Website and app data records
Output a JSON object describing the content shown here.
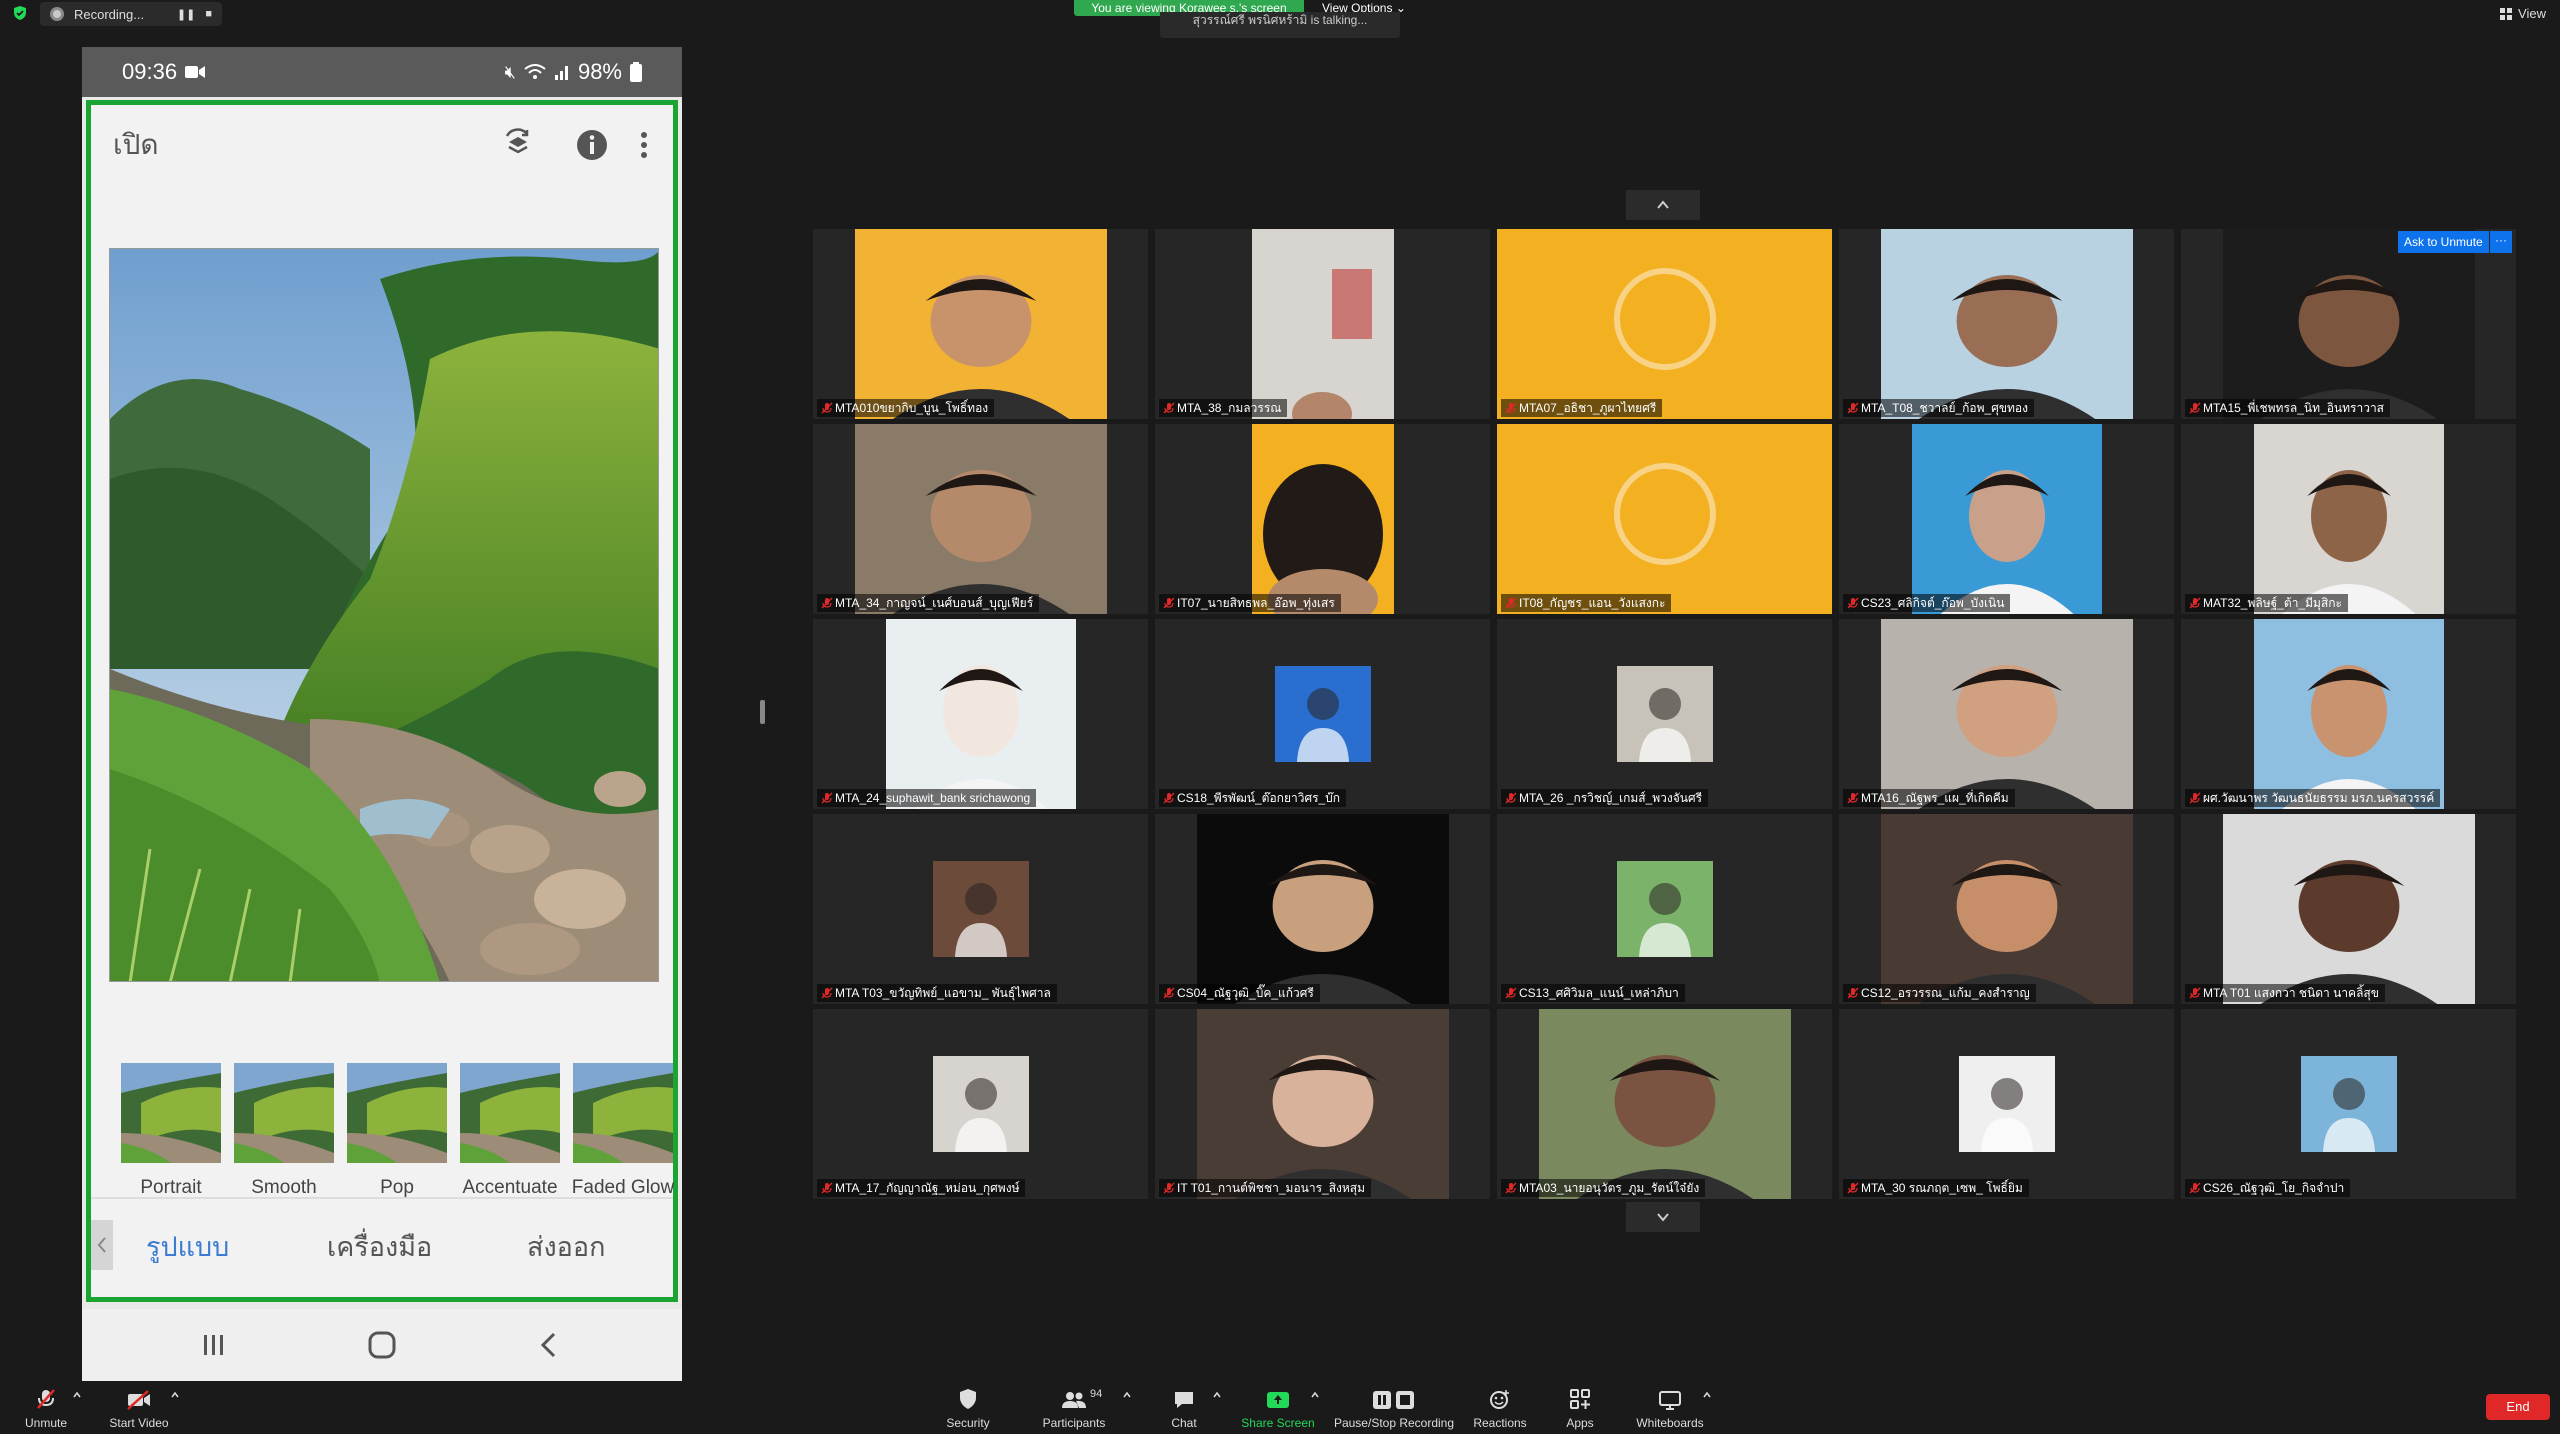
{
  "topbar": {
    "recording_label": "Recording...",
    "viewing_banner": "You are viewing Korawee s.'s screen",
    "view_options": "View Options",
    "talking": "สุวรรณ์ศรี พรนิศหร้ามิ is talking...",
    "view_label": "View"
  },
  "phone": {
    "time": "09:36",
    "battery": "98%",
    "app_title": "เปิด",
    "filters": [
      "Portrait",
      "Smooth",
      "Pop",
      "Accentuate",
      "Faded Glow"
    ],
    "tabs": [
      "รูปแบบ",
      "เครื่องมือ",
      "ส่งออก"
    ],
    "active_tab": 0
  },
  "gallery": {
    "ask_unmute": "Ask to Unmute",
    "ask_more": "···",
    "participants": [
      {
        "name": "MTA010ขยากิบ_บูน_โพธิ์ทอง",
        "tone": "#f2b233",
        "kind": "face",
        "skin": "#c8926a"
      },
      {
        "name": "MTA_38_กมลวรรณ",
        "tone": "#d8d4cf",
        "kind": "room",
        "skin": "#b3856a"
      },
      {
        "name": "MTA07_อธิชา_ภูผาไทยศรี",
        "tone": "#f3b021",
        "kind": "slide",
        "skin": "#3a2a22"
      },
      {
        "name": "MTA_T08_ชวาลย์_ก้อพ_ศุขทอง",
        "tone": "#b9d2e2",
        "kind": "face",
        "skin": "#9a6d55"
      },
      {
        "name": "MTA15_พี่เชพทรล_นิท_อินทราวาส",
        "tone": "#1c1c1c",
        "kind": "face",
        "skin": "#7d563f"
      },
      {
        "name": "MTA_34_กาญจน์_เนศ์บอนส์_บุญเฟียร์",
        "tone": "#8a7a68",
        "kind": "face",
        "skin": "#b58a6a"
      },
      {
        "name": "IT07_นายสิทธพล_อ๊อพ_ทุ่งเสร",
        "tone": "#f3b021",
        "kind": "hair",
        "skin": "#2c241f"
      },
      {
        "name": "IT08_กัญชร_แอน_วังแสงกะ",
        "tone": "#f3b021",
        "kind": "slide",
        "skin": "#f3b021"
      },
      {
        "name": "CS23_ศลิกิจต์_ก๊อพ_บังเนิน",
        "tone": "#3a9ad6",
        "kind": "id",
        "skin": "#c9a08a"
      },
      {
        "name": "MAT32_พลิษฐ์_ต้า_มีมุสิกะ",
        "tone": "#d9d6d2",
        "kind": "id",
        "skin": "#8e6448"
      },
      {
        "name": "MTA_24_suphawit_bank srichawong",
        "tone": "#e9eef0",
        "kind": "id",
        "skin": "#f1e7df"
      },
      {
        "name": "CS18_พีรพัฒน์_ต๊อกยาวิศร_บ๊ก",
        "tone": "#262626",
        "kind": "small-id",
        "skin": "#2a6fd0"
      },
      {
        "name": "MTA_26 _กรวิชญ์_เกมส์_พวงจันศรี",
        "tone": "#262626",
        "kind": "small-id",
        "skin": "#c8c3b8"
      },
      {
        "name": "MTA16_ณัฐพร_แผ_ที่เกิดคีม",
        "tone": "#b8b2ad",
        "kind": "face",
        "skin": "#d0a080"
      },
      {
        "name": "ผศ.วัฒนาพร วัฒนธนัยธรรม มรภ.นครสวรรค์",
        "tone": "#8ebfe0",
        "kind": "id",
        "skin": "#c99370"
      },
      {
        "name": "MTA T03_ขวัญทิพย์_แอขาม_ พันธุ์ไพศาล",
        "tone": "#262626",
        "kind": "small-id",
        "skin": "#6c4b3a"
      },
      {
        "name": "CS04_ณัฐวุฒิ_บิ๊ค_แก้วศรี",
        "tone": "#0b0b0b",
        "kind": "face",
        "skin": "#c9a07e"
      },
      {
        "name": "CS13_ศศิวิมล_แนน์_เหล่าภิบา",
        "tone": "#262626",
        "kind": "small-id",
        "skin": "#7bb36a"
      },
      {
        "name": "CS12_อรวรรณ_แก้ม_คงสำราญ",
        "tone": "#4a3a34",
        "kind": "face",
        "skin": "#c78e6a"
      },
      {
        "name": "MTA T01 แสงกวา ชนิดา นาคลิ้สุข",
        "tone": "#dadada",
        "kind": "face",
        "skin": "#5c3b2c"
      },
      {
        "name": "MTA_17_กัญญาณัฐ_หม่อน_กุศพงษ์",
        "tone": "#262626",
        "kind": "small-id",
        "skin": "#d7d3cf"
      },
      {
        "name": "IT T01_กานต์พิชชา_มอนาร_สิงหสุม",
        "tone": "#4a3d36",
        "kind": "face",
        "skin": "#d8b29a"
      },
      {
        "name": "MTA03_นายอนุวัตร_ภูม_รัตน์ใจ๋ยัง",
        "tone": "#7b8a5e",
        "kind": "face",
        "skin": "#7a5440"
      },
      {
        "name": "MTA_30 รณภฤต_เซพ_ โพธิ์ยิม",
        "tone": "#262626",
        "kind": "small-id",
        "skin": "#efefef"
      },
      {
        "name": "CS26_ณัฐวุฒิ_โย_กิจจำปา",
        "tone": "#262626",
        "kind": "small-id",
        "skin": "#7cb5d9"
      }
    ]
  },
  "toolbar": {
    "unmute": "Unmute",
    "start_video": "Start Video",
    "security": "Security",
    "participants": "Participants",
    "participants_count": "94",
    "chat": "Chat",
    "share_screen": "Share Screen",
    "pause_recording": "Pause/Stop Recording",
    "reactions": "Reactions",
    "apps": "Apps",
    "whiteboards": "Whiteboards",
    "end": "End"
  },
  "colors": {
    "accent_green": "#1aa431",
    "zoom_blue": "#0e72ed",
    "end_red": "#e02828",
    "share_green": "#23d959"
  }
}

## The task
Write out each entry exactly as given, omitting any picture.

## Output for this task
Output a JSON object describing the content shown here.
{
  "topbar": {
    "recording_label": "Recording...",
    "viewing_banner": "You are viewing Korawee s.'s screen",
    "view_options": "View Options",
    "talking": "สุวรรณ์ศรี พรนิศหร้ามิ is talking...",
    "view_label": "View"
  },
  "phone": {
    "time": "09:36",
    "battery": "98%",
    "app_title": "เปิด",
    "filters": [
      "Portrait",
      "Smooth",
      "Pop",
      "Accentuate",
      "Faded Glow"
    ],
    "tabs": [
      "รูปแบบ",
      "เครื่องมือ",
      "ส่งออก"
    ],
    "active_tab": 0
  },
  "gallery": {
    "ask_unmute": "Ask to Unmute",
    "ask_more": "···",
    "participants": [
      {
        "name": "MTA010ขยากิบ_บูน_โพธิ์ทอง",
        "tone": "#f2b233",
        "kind": "face",
        "skin": "#c8926a"
      },
      {
        "name": "MTA_38_กมลวรรณ",
        "tone": "#d8d4cf",
        "kind": "room",
        "skin": "#b3856a"
      },
      {
        "name": "MTA07_อธิชา_ภูผาไทยศรี",
        "tone": "#f3b021",
        "kind": "slide",
        "skin": "#3a2a22"
      },
      {
        "name": "MTA_T08_ชวาลย์_ก้อพ_ศุขทอง",
        "tone": "#b9d2e2",
        "kind": "face",
        "skin": "#9a6d55"
      },
      {
        "name": "MTA15_พี่เชพทรล_นิท_อินทราวาส",
        "tone": "#1c1c1c",
        "kind": "face",
        "skin": "#7d563f"
      },
      {
        "name": "MTA_34_กาญจน์_เนศ์บอนส์_บุญเฟียร์",
        "tone": "#8a7a68",
        "kind": "face",
        "skin": "#b58a6a"
      },
      {
        "name": "IT07_นายสิทธพล_อ๊อพ_ทุ่งเสร",
        "tone": "#f3b021",
        "kind": "hair",
        "skin": "#2c241f"
      },
      {
        "name": "IT08_กัญชร_แอน_วังแสงกะ",
        "tone": "#f3b021",
        "kind": "slide",
        "skin": "#f3b021"
      },
      {
        "name": "CS23_ศลิกิจต์_ก๊อพ_บังเนิน",
        "tone": "#3a9ad6",
        "kind": "id",
        "skin": "#c9a08a"
      },
      {
        "name": "MAT32_พลิษฐ์_ต้า_มีมุสิกะ",
        "tone": "#d9d6d2",
        "kind": "id",
        "skin": "#8e6448"
      },
      {
        "name": "MTA_24_suphawit_bank srichawong",
        "tone": "#e9eef0",
        "kind": "id",
        "skin": "#f1e7df"
      },
      {
        "name": "CS18_พีรพัฒน์_ต๊อกยาวิศร_บ๊ก",
        "tone": "#262626",
        "kind": "small-id",
        "skin": "#2a6fd0"
      },
      {
        "name": "MTA_26 _กรวิชญ์_เกมส์_พวงจันศรี",
        "tone": "#262626",
        "kind": "small-id",
        "skin": "#c8c3b8"
      },
      {
        "name": "MTA16_ณัฐพร_แผ_ที่เกิดคีม",
        "tone": "#b8b2ad",
        "kind": "face",
        "skin": "#d0a080"
      },
      {
        "name": "ผศ.วัฒนาพร วัฒนธนัยธรรม มรภ.นครสวรรค์",
        "tone": "#8ebfe0",
        "kind": "id",
        "skin": "#c99370"
      },
      {
        "name": "MTA T03_ขวัญทิพย์_แอขาม_ พันธุ์ไพศาล",
        "tone": "#262626",
        "kind": "small-id",
        "skin": "#6c4b3a"
      },
      {
        "name": "CS04_ณัฐวุฒิ_บิ๊ค_แก้วศรี",
        "tone": "#0b0b0b",
        "kind": "face",
        "skin": "#c9a07e"
      },
      {
        "name": "CS13_ศศิวิมล_แนน์_เหล่าภิบา",
        "tone": "#262626",
        "kind": "small-id",
        "skin": "#7bb36a"
      },
      {
        "name": "CS12_อรวรรณ_แก้ม_คงสำราญ",
        "tone": "#4a3a34",
        "kind": "face",
        "skin": "#c78e6a"
      },
      {
        "name": "MTA T01 แสงกวา ชนิดา นาคลิ้สุข",
        "tone": "#dadada",
        "kind": "face",
        "skin": "#5c3b2c"
      },
      {
        "name": "MTA_17_กัญญาณัฐ_หม่อน_กุศพงษ์",
        "tone": "#262626",
        "kind": "small-id",
        "skin": "#d7d3cf"
      },
      {
        "name": "IT T01_กานต์พิชชา_มอนาร_สิงหสุม",
        "tone": "#4a3d36",
        "kind": "face",
        "skin": "#d8b29a"
      },
      {
        "name": "MTA03_นายอนุวัตร_ภูม_รัตน์ใจ๋ยัง",
        "tone": "#7b8a5e",
        "kind": "face",
        "skin": "#7a5440"
      },
      {
        "name": "MTA_30 รณภฤต_เซพ_ โพธิ์ยิม",
        "tone": "#262626",
        "kind": "small-id",
        "skin": "#efefef"
      },
      {
        "name": "CS26_ณัฐวุฒิ_โย_กิจจำปา",
        "tone": "#262626",
        "kind": "small-id",
        "skin": "#7cb5d9"
      }
    ]
  },
  "toolbar": {
    "unmute": "Unmute",
    "start_video": "Start Video",
    "security": "Security",
    "participants": "Participants",
    "participants_count": "94",
    "chat": "Chat",
    "share_screen": "Share Screen",
    "pause_recording": "Pause/Stop Recording",
    "reactions": "Reactions",
    "apps": "Apps",
    "whiteboards": "Whiteboards",
    "end": "End"
  },
  "colors": {
    "accent_green": "#1aa431",
    "zoom_blue": "#0e72ed",
    "end_red": "#e02828",
    "share_green": "#23d959"
  }
}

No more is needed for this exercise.